**What to do:**
Which lines in the records below mention the word "label"? Copy each one out.

*** Opening Task input ***

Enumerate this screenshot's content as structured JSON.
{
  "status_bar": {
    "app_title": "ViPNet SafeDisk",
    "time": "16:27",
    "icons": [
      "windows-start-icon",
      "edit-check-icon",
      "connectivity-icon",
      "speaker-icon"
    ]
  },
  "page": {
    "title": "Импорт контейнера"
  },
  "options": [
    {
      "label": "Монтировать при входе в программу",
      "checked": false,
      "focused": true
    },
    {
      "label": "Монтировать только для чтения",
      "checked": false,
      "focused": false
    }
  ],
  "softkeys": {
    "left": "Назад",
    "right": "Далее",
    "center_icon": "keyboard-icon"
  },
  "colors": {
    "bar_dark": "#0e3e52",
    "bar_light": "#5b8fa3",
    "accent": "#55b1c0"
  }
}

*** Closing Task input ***

**Response box:**
      "label": "Монтировать при входе в программу",
      "label": "Монтировать только для чтения",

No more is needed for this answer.